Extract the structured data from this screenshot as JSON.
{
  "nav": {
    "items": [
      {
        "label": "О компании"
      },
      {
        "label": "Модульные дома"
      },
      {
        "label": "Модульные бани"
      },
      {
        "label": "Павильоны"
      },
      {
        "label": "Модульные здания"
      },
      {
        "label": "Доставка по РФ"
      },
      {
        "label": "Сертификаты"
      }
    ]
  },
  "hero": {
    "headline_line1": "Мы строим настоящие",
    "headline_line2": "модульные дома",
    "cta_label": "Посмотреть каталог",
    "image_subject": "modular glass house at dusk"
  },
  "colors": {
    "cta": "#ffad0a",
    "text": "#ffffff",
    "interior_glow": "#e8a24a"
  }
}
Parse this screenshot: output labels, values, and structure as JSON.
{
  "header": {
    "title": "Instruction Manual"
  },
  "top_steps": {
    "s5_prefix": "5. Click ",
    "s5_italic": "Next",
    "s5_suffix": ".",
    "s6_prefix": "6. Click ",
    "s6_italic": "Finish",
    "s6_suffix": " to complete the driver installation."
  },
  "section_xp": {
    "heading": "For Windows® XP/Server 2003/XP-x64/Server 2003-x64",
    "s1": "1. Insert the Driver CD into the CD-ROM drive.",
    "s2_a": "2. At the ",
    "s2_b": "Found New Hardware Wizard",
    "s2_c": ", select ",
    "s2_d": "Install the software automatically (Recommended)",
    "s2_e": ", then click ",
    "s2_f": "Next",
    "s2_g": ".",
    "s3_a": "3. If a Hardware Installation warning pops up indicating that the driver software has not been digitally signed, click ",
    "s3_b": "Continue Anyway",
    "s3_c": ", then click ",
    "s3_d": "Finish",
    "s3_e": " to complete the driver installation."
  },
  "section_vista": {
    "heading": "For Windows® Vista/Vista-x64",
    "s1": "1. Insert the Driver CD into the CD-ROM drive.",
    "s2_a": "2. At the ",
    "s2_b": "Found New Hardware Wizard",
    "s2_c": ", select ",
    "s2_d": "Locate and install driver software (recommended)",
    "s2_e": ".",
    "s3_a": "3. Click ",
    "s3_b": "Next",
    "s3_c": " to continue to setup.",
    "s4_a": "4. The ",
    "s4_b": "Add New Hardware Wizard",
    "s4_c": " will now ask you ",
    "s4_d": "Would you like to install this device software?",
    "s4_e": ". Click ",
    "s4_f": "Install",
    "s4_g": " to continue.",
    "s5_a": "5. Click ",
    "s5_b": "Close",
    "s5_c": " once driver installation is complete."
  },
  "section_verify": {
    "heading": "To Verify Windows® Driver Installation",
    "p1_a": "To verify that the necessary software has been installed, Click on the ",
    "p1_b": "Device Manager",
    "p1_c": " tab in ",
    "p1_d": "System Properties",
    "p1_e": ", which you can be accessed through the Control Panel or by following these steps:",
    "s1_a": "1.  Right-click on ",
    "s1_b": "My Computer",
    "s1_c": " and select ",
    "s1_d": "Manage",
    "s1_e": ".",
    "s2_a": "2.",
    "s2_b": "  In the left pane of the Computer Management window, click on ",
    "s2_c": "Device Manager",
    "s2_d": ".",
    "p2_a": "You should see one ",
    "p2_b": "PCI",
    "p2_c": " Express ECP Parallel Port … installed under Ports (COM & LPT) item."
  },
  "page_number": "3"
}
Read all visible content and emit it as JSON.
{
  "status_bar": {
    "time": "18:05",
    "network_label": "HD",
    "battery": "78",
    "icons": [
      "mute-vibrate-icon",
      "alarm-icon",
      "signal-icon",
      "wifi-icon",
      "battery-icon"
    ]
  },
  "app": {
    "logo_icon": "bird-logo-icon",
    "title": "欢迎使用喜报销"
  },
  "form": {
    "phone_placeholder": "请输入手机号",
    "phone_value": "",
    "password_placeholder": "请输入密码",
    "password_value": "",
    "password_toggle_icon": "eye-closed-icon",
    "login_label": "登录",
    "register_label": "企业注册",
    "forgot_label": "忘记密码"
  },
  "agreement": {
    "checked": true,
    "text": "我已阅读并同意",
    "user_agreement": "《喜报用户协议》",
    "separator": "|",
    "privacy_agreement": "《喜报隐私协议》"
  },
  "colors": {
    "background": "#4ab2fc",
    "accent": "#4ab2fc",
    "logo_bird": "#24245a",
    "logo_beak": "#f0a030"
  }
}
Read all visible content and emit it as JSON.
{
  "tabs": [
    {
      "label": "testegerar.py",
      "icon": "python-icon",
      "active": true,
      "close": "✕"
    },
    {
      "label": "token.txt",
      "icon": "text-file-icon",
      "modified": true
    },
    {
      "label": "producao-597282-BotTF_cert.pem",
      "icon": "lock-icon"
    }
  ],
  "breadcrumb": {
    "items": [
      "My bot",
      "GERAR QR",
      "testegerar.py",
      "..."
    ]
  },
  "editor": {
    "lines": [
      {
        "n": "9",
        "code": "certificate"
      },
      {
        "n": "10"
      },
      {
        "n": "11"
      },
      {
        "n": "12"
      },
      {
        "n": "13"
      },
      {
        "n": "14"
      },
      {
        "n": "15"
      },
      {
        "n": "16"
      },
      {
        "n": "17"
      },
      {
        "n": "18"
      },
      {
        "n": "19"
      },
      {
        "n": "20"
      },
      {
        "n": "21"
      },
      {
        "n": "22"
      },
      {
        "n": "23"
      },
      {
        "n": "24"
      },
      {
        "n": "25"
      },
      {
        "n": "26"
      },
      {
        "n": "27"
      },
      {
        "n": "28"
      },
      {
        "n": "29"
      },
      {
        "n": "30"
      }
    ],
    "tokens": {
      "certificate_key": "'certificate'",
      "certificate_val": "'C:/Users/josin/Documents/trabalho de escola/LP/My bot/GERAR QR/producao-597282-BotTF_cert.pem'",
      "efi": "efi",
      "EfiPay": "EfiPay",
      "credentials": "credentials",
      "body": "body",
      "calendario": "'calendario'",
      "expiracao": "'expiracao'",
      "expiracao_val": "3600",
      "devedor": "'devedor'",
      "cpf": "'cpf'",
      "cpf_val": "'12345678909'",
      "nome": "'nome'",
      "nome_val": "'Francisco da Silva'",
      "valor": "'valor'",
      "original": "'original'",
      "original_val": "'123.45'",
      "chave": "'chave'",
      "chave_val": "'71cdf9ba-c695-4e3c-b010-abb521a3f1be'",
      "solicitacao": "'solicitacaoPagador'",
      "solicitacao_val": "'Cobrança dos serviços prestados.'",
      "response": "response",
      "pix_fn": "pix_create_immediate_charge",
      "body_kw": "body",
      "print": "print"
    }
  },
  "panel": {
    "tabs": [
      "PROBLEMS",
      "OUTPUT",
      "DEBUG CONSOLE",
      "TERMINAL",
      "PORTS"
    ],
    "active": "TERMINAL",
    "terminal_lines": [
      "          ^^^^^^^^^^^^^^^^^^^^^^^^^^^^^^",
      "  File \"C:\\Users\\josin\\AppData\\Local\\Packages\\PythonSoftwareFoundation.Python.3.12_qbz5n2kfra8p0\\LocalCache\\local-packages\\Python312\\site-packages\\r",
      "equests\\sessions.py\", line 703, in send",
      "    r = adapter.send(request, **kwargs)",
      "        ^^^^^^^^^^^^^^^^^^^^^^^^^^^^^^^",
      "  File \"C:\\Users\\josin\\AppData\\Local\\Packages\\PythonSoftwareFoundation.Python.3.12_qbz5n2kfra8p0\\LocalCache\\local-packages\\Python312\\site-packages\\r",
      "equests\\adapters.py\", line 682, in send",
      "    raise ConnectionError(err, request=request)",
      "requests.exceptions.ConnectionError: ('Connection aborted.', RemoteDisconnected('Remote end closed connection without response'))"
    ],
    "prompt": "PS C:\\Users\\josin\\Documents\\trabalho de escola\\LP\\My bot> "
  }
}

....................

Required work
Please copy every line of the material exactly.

Exercise output
Extract the structured data from this screenshot as JSON.
{
  "nav": {
    "items": [
      {
        "label": "О компании"
      },
      {
        "label": "Модульные дома"
      },
      {
        "label": "Модульные бани"
      },
      {
        "label": "Павильоны"
      },
      {
        "label": "Модульные здания"
      },
      {
        "label": "Доставка по РФ"
      },
      {
        "label": "Сертификаты"
      }
    ]
  },
  "hero": {
    "headline_line1": "Мы строим настоящие",
    "headline_line2": "модульные дома",
    "cta_label": "Посмотреть каталог",
    "image_subject": "modular glass house at dusk"
  },
  "colors": {
    "cta": "#ffad0a",
    "text": "#ffffff",
    "interior_glow": "#e8a24a"
  }
}
Parse this screenshot: output labels, values, and structure as JSON.
{
  "header": {
    "title": "Instruction Manual"
  },
  "top_steps": {
    "s5_prefix": "5. Click ",
    "s5_italic": "Next",
    "s5_suffix": ".",
    "s6_prefix": "6. Click ",
    "s6_italic": "Finish",
    "s6_suffix": " to complete the driver installation."
  },
  "section_xp": {
    "heading": "For Windows® XP/Server 2003/XP-x64/Server 2003-x64",
    "s1": "1. Insert the Driver CD into the CD-ROM drive.",
    "s2_a": "2. At the ",
    "s2_b": "Found New Hardware Wizard",
    "s2_c": ", select ",
    "s2_d": "Install the software automatically (Recommended)",
    "s2_e": ", then click ",
    "s2_f": "Next",
    "s2_g": ".",
    "s3_a": "3. If a Hardware Installation warning pops up indicating that the driver software has not been digitally signed, click ",
    "s3_b": "Continue Anyway",
    "s3_c": ", then click ",
    "s3_d": "Finish",
    "s3_e": " to complete the driver installation."
  },
  "section_vista": {
    "heading": "For Windows® Vista/Vista-x64",
    "s1": "1. Insert the Driver CD into the CD-ROM drive.",
    "s2_a": "2. At the ",
    "s2_b": "Found New Hardware Wizard",
    "s2_c": ", select ",
    "s2_d": "Locate and install driver software (recommended)",
    "s2_e": ".",
    "s3_a": "3. Click ",
    "s3_b": "Next",
    "s3_c": " to continue to setup.",
    "s4_a": "4. The ",
    "s4_b": "Add New Hardware Wizard",
    "s4_c": " will now ask you ",
    "s4_d": "Would you like to install this device software?",
    "s4_e": ". Click ",
    "s4_f": "Install",
    "s4_g": " to continue.",
    "s5_a": "5. Click ",
    "s5_b": "Close",
    "s5_c": " once driver installation is complete."
  },
  "section_verify": {
    "heading": "To Verify Windows® Driver Installation",
    "p1_a": "To verify that the necessary software has been installed, Click on the ",
    "p1_b": "Device Manager",
    "p1_c": " tab in ",
    "p1_d": "System Properties",
    "p1_e": ", which you can be accessed through the Control Panel or by following these steps:",
    "s1_a": "1.  Right-click on ",
    "s1_b": "My Computer",
    "s1_c": " and select ",
    "s1_d": "Manage",
    "s1_e": ".",
    "s2_a": "2.",
    "s2_b": "  In the left pane of the Computer Management window, click on ",
    "s2_c": "Device Manager",
    "s2_d": ".",
    "p2_a": "You should see one ",
    "p2_b": "PCI",
    "p2_c": " Express ECP Parallel Port … installed under Ports (COM & LPT) item."
  },
  "page_number": "3"
}
Read all visible content and emit it as JSON.
{
  "status_bar": {
    "time": "18:05",
    "network_label": "HD",
    "battery": "78",
    "icons": [
      "mute-vibrate-icon",
      "alarm-icon",
      "signal-icon",
      "wifi-icon",
      "battery-icon"
    ]
  },
  "app": {
    "logo_icon": "bird-logo-icon",
    "title": "欢迎使用喜报销"
  },
  "form": {
    "phone_placeholder": "请输入手机号",
    "phone_value": "",
    "password_placeholder": "请输入密码",
    "password_value": "",
    "password_toggle_icon": "eye-closed-icon",
    "login_label": "登录",
    "register_label": "企业注册",
    "forgot_label": "忘记密码"
  },
  "agreement": {
    "checked": true,
    "text": "我已阅读并同意",
    "user_agreement": "《喜报用户协议》",
    "separator": "|",
    "privacy_agreement": "《喜报隐私协议》"
  },
  "colors": {
    "background": "#4ab2fc",
    "accent": "#4ab2fc",
    "logo_bird": "#24245a",
    "logo_beak": "#f0a030"
  }
}
Read all visible content and emit it as JSON.
{
  "tabs": [
    {
      "label": "testegerar.py",
      "icon": "python-icon",
      "active": true,
      "close": "✕"
    },
    {
      "label": "token.txt",
      "icon": "text-file-icon",
      "modified": true
    },
    {
      "label": "producao-597282-BotTF_cert.pem",
      "icon": "lock-icon"
    }
  ],
  "breadcrumb": {
    "items": [
      "My bot",
      "GERAR QR",
      "testegerar.py",
      "..."
    ]
  },
  "editor": {
    "lines": [
      {
        "n": "9",
        "code": "certificate"
      },
      {
        "n": "10"
      },
      {
        "n": "11"
      },
      {
        "n": "12"
      },
      {
        "n": "13"
      },
      {
        "n": "14"
      },
      {
        "n": "15"
      },
      {
        "n": "16"
      },
      {
        "n": "17"
      },
      {
        "n": "18"
      },
      {
        "n": "19"
      },
      {
        "n": "20"
      },
      {
        "n": "21"
      },
      {
        "n": "22"
      },
      {
        "n": "23"
      },
      {
        "n": "24"
      },
      {
        "n": "25"
      },
      {
        "n": "26"
      },
      {
        "n": "27"
      },
      {
        "n": "28"
      },
      {
        "n": "29"
      },
      {
        "n": "30"
      }
    ],
    "tokens": {
      "certificate_key": "'certificate'",
      "certificate_val": "'C:/Users/josin/Documents/trabalho de escola/LP/My bot/GERAR QR/producao-597282-BotTF_cert.pem'",
      "efi": "efi",
      "EfiPay": "EfiPay",
      "credentials": "credentials",
      "body": "body",
      "calendario": "'calendario'",
      "expiracao": "'expiracao'",
      "expiracao_val": "3600",
      "devedor": "'devedor'",
      "cpf": "'cpf'",
      "cpf_val": "'12345678909'",
      "nome": "'nome'",
      "nome_val": "'Francisco da Silva'",
      "valor": "'valor'",
      "original": "'original'",
      "original_val": "'123.45'",
      "chave": "'chave'",
      "chave_val": "'71cdf9ba-c695-4e3c-b010-abb521a3f1be'",
      "solicitacao": "'solicitacaoPagador'",
      "solicitacao_val": "'Cobrança dos serviços prestados.'",
      "response": "response",
      "pix_fn": "pix_create_immediate_charge",
      "body_kw": "body",
      "print": "print"
    }
  },
  "panel": {
    "tabs": [
      "PROBLEMS",
      "OUTPUT",
      "DEBUG CONSOLE",
      "TERMINAL",
      "PORTS"
    ],
    "active": "TERMINAL",
    "terminal_lines": [
      "          ^^^^^^^^^^^^^^^^^^^^^^^^^^^^^^",
      "  File \"C:\\Users\\josin\\AppData\\Local\\Packages\\PythonSoftwareFoundation.Python.3.12_qbz5n2kfra8p0\\LocalCache\\local-packages\\Python312\\site-packages\\r",
      "equests\\sessions.py\", line 703, in send",
      "    r = adapter.send(request, **kwargs)",
      "        ^^^^^^^^^^^^^^^^^^^^^^^^^^^^^^^",
      "  File \"C:\\Users\\josin\\AppData\\Local\\Packages\\PythonSoftwareFoundation.Python.3.12_qbz5n2kfra8p0\\LocalCache\\local-packages\\Python312\\site-packages\\r",
      "equests\\adapters.py\", line 682, in send",
      "    raise ConnectionError(err, request=request)",
      "requests.exceptions.ConnectionError: ('Connection aborted.', RemoteDisconnected('Remote end closed connection without response'))"
    ],
    "prompt": "PS C:\\Users\\josin\\Documents\\trabalho de escola\\LP\\My bot> "
  }
}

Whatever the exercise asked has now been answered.